“I find the combination interesting. That I initially work with something tangible and then can go on to take a distance from it. I purposefully chose to build up all of the individual elements of the collages in my studio first. After that I retreated to something like an office, a pure environment. Far away from my studio.”
Your work appears rather dark sometimes, but is not devoid of humor. Do you consciously search for a combination, a balance between the two?
“I am indeed extremely interested in humor and art. This is precisely why I refer to that ‘bad attitude’. An artist like Martin Kippenberger, also one of the ‘bad painters’, is in my opinion a master of humor. Because my work has a dark side, I see humor as an important second layer.”
The works in the exhibition almost seem to get under your skin, literally and figuratively. Is there something you seek to bring about in the visitor?
“I would like to give the viewer a sensation of claustrophobia. The works are too big to fit comfortably in this space. There are also just too many to be able to view each work calmly. It will take some effort to get a good look at everything.”
English translation by Melanie Bomans

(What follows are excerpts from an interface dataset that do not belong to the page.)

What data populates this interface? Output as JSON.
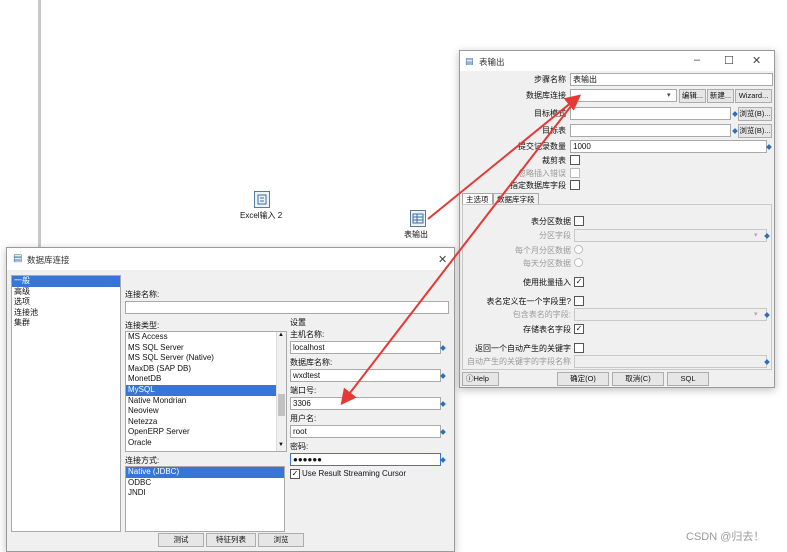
{
  "canvas": {
    "steps": [
      {
        "label": "Excel输入 2",
        "icon": "excel-input-icon"
      },
      {
        "label": "表输出",
        "icon": "table-output-icon"
      }
    ]
  },
  "table_output": {
    "title": "表输出",
    "fields": {
      "step_name_label": "步骤名称",
      "step_name_value": "表输出",
      "db_conn_label": "数据库连接",
      "db_conn_value": "",
      "target_schema_label": "目标模式",
      "target_table_label": "目标表",
      "commit_size_label": "提交记录数量",
      "commit_size_value": "1000",
      "truncate_label": "裁剪表",
      "ignore_errors_label": "忽略插入错误",
      "specify_fields_label": "指定数据库字段"
    },
    "buttons": {
      "edit": "编辑...",
      "new": "新建...",
      "wizard": "Wizard...",
      "browse1": "浏览(B)...",
      "browse2": "浏览(B)..."
    },
    "tabs": [
      "主选项",
      "数据库字段"
    ],
    "main_options": {
      "partition_label": "表分区数据",
      "partition_field_label": "分区字段",
      "monthly_label": "每个月分区数据",
      "daily_label": "每天分区数据",
      "batch_label": "使用批量插入",
      "table_in_field_label": "表名定义在一个字段里?",
      "table_name_field_label": "包含表名的字段:",
      "store_table_name_label": "存储表名字段",
      "return_key_label": "返回一个自动产生的关键字",
      "key_field_label": "自动产生的关键字的字段名称"
    },
    "footer": {
      "help": "Help",
      "ok": "确定(O)",
      "cancel": "取消(C)",
      "sql": "SQL"
    }
  },
  "db_connection": {
    "title": "数据库连接",
    "categories": [
      "一般",
      "高级",
      "选项",
      "连接池",
      "集群"
    ],
    "selected_category": 0,
    "conn_name_label": "连接名称:",
    "conn_type_label": "连接类型:",
    "conn_types": [
      "MS Access",
      "MS SQL Server",
      "MS SQL Server (Native)",
      "MaxDB (SAP DB)",
      "MonetDB",
      "MySQL",
      "Native Mondrian",
      "Neoview",
      "Netezza",
      "OpenERP Server",
      "Oracle"
    ],
    "selected_type": 5,
    "access_label": "连接方式:",
    "access_types": [
      "Native (JDBC)",
      "ODBC",
      "JNDI"
    ],
    "selected_access": 0,
    "settings_label": "设置",
    "host_label": "主机名称:",
    "host_value": "localhost",
    "dbname_label": "数据库名称:",
    "dbname_value": "wxdtest",
    "port_label": "端口号:",
    "port_value": "3306",
    "user_label": "用户名:",
    "user_value": "root",
    "password_label": "密码:",
    "password_value": "●●●●●●",
    "streaming_label": "Use Result Streaming Cursor",
    "buttons": {
      "test": "测试",
      "features": "特征列表",
      "explore": "浏览"
    }
  },
  "watermark": "CSDN @归去！"
}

Jakup Auce (1979, Brooklyn, NY) lives and works in Brussels. He studied at the Jan van Eyck Academie in Maastricht and the École de Recherche Graphique in Brussels. Selected exhibitions: DE ELLENDE VAN JOB, trampoline, Antwerp (solo, 2016) / IT SEEMS SO LONG AGO, DASH, Kortrijk (solo, 2016) / Physical Fiction, Garage Rotterdam, Rotterdam (2016) / Lazy Boy, Nosbaum Reding Projects, Luxembourg (solo, 2015) / Zig Zag, Frederic De Goldschmidt Collection, Brussels (2015) / TRUST: Copenhagen Art Festival, Copenhagen (2015) / Anger Management, Komplot, Brussels (2015) / Opening exhibition,CINNNAMON, Rotterdam (2015) / Fell in love with the wolf, In Extenso, Clermont-Ferrand (solo, 2013).